Pulisic, who turned 19 yesterday, has been a star for Borussia Dortmund in the Bundesliga over the past 12 months and has nine goals and 14 assists in 61 appearances for the German side.

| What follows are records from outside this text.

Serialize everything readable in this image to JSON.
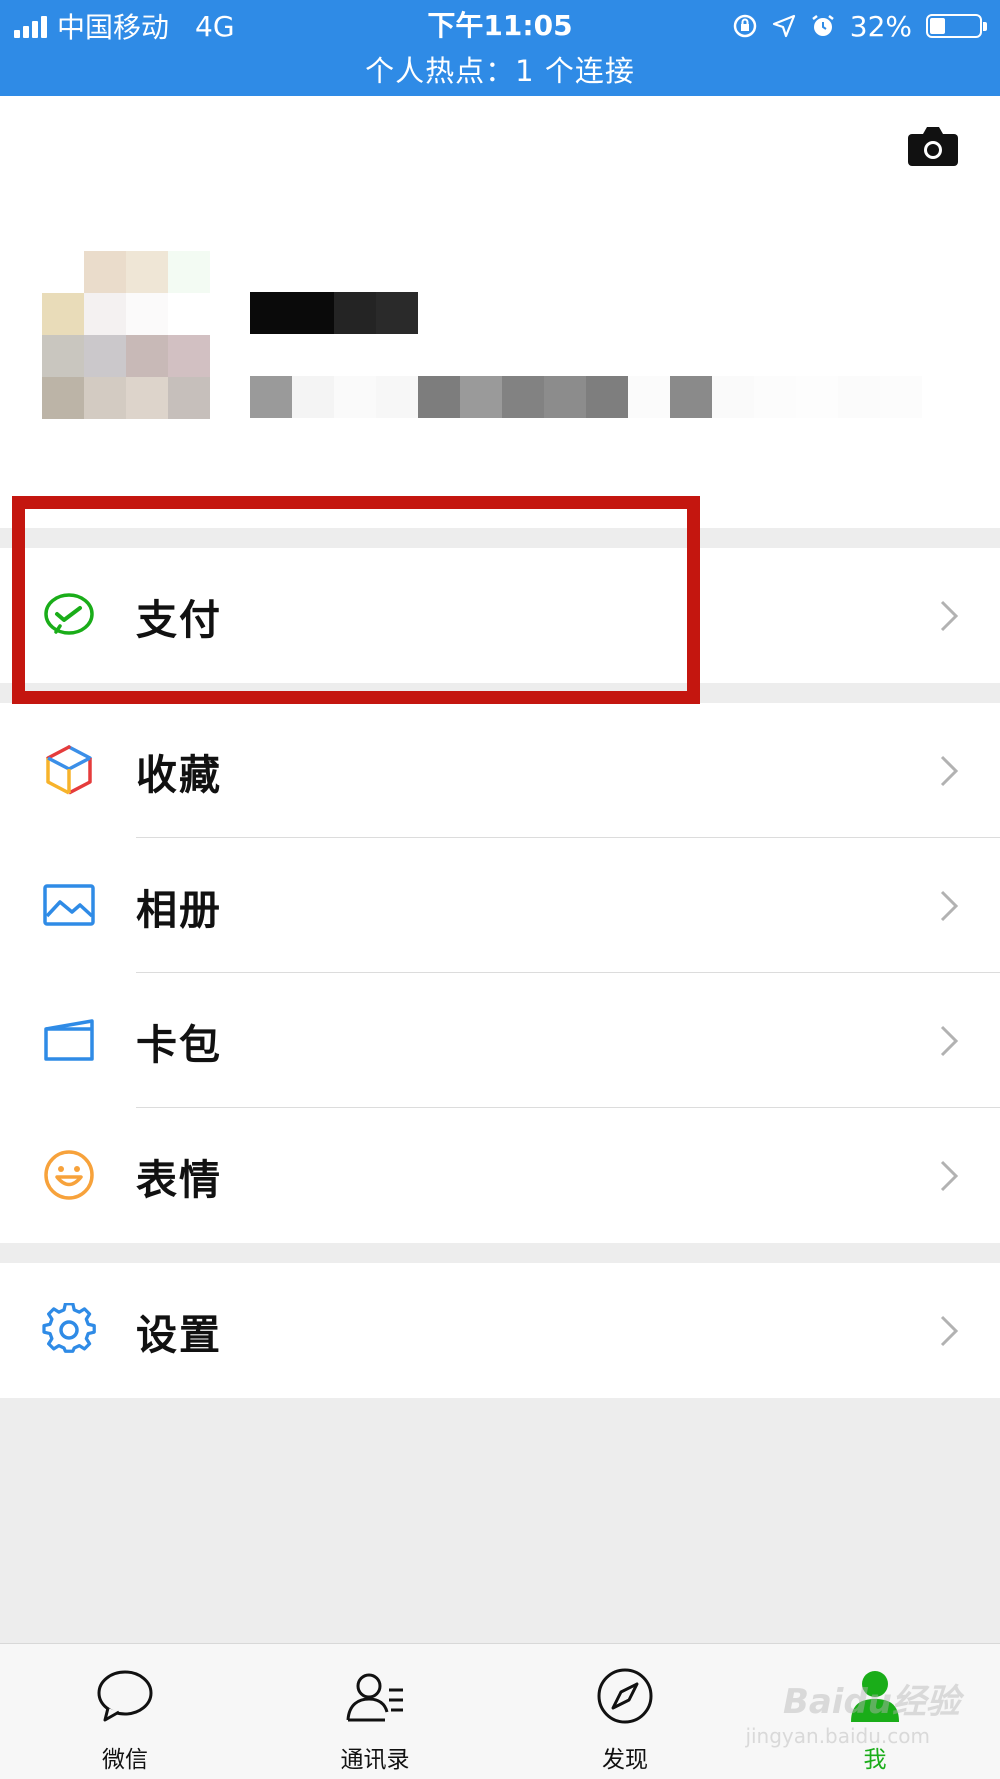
{
  "status_bar": {
    "carrier": "中国移动",
    "network": "4G",
    "time": "下午11:05",
    "battery_text": "32%",
    "battery_level": 0.32,
    "hotspot": "个人热点：1 个连接"
  },
  "profile": {
    "camera_icon": "camera-icon"
  },
  "menu": {
    "pay": "支付",
    "favorites": "收藏",
    "album": "相册",
    "cards": "卡包",
    "stickers": "表情",
    "settings": "设置"
  },
  "tabs": {
    "chats": "微信",
    "contacts": "通讯录",
    "discover": "发现",
    "me": "我"
  },
  "watermark": {
    "brand": "Baidu经验",
    "url": "jingyan.baidu.com"
  },
  "colors": {
    "status_bar": "#2f8be6",
    "accent_green": "#1aad19",
    "highlight_red": "#c4160f"
  }
}
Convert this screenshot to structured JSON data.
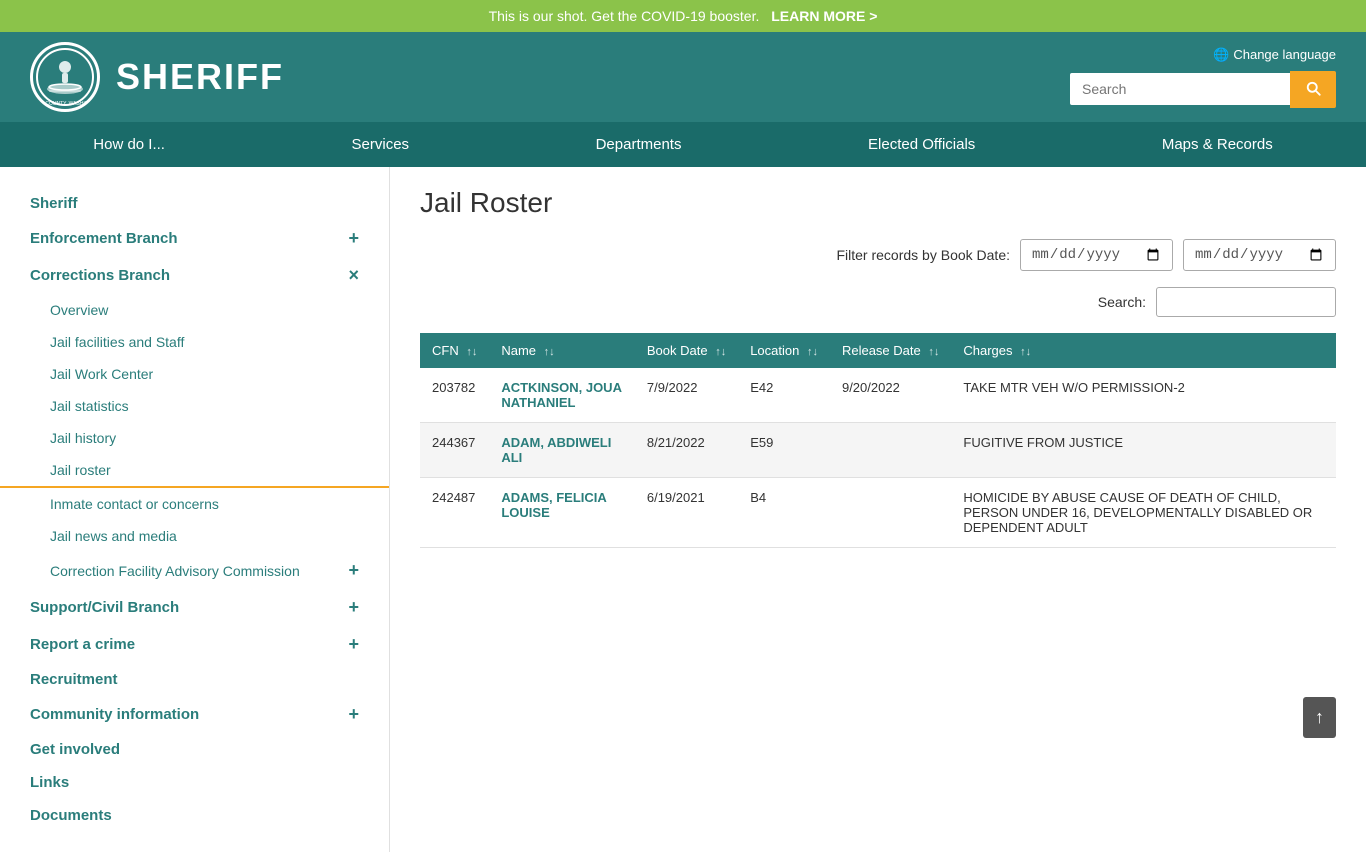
{
  "banner": {
    "text": "This is our shot. Get the COVID-19 booster.",
    "link": "LEARN MORE >"
  },
  "header": {
    "site_name": "SHERIFF",
    "change_language": "Change language",
    "search_placeholder": "Search"
  },
  "nav": {
    "items": [
      {
        "label": "How do I...",
        "id": "how-do-i"
      },
      {
        "label": "Services",
        "id": "services"
      },
      {
        "label": "Departments",
        "id": "departments"
      },
      {
        "label": "Elected Officials",
        "id": "elected-officials"
      },
      {
        "label": "Maps & Records",
        "id": "maps-records"
      }
    ]
  },
  "sidebar": {
    "top_items": [
      {
        "label": "Sheriff",
        "id": "sheriff",
        "expandable": false
      },
      {
        "label": "Enforcement Branch",
        "id": "enforcement-branch",
        "expandable": true,
        "expand_icon": "+"
      },
      {
        "label": "Corrections Branch",
        "id": "corrections-branch",
        "expandable": true,
        "expand_icon": "×"
      }
    ],
    "corrections_sub_items": [
      {
        "label": "Overview",
        "id": "overview",
        "active": false
      },
      {
        "label": "Jail facilities and Staff",
        "id": "jail-facilities",
        "active": false
      },
      {
        "label": "Jail Work Center",
        "id": "jail-work-center",
        "active": false
      },
      {
        "label": "Jail statistics",
        "id": "jail-statistics",
        "active": false
      },
      {
        "label": "Jail history",
        "id": "jail-history",
        "active": false
      },
      {
        "label": "Jail roster",
        "id": "jail-roster",
        "active": true
      },
      {
        "label": "Inmate contact or concerns",
        "id": "inmate-contact",
        "active": false
      },
      {
        "label": "Jail news and media",
        "id": "jail-news",
        "active": false
      },
      {
        "label": "Correction Facility Advisory Commission",
        "id": "cfac",
        "active": false,
        "expandable": true,
        "expand_icon": "+"
      }
    ],
    "bottom_items": [
      {
        "label": "Support/Civil Branch",
        "id": "support-civil",
        "expandable": true,
        "expand_icon": "+"
      },
      {
        "label": "Report a crime",
        "id": "report-crime",
        "expandable": true,
        "expand_icon": "+"
      },
      {
        "label": "Recruitment",
        "id": "recruitment",
        "expandable": false
      },
      {
        "label": "Community information",
        "id": "community-info",
        "expandable": true,
        "expand_icon": "+"
      },
      {
        "label": "Get involved",
        "id": "get-involved",
        "expandable": false
      },
      {
        "label": "Links",
        "id": "links",
        "expandable": false
      },
      {
        "label": "Documents",
        "id": "documents",
        "expandable": false
      }
    ]
  },
  "content": {
    "page_title": "Jail Roster",
    "filter_label": "Filter records by Book Date:",
    "search_label": "Search:",
    "table": {
      "columns": [
        {
          "key": "cfn",
          "label": "CFN",
          "sortable": true
        },
        {
          "key": "name",
          "label": "Name",
          "sortable": true
        },
        {
          "key": "book_date",
          "label": "Book Date",
          "sortable": true
        },
        {
          "key": "location",
          "label": "Location",
          "sortable": true
        },
        {
          "key": "release_date",
          "label": "Release Date",
          "sortable": true
        },
        {
          "key": "charges",
          "label": "Charges",
          "sortable": true
        }
      ],
      "rows": [
        {
          "cfn": "203782",
          "name": "ACTKINSON, JOUA NATHANIEL",
          "book_date": "7/9/2022",
          "location": "E42",
          "release_date": "9/20/2022",
          "charges": "TAKE MTR VEH W/O PERMISSION-2"
        },
        {
          "cfn": "244367",
          "name": "ADAM, ABDIWELI ALI",
          "book_date": "8/21/2022",
          "location": "E59",
          "release_date": "",
          "charges": "FUGITIVE FROM JUSTICE"
        },
        {
          "cfn": "242487",
          "name": "ADAMS, FELICIA LOUISE",
          "book_date": "6/19/2021",
          "location": "B4",
          "release_date": "",
          "charges": "HOMICIDE BY ABUSE CAUSE OF DEATH OF CHILD, PERSON UNDER 16, DEVELOPMENTALLY DISABLED OR DEPENDENT ADULT"
        }
      ]
    }
  },
  "scroll_top_label": "↑"
}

He also has seven goals in 18 appearances for the USMNT.

Marcus Rashford, Kylian Mbappe and Ousmane Dembele are expected to challenge for the trophy but the Pennsylvania native being among the final nominees for the award proves how highly regarded he is on the global stage.

[ MORE: Breaking down Pulisic at 19 ]

Seven players from the Premier League have also been included in the shortlist of nominees with Rashford from Manchester United, Gabriel Jesus from Manchester City, Joe Gomez and Dominic Solanke from Liverpool, Dominic Calvert-Lewin from Everton, Reece Oxford from West Ham (on loan at Borussia Monchengladbach) and Kyle Walker-Peters from Tottenham all getting recognition.

The 25 nominees for the 2017 Golden Boy award are in full below.


Aaron Martin, Espanyol
Jean-Kevin Augustin, RB Leipzig
Rodrigo Bentacur, Juventus
Steven Bergwijn, PSV Eindhoven
Dominic Calvert-Lewin, Everton
Federico Chiesa, Fiorentina
Ousmane Dembele, Barcelona
Amadou Diawara, Napoli
Kasper Dolberg, Ajax
Gianluigi Donnarumma, Milan
Gabriel Jesus, Manchester City
Joe Gomez, Liverpool
Benjamin Henrichs, Bayer Leverkusen
Borja Mayoral, Real Madrid
Kylian Mbappe, Paris Saint-Germain
Emre Mor, Celta Vigo
Reece Oxford, Borussia Monchengladbach
Christian Pulisic, Borussia Dortmund
Marcus Rashford, Manchester United
Allan Saint-Maximim, Nice
Dominic Solanke, Liverpool
Theo Hernandez, Real Madrid
Youri Tielemans, Monaco
Enes Unal, Villarreal
Kyle Walker-Peters, Tottenham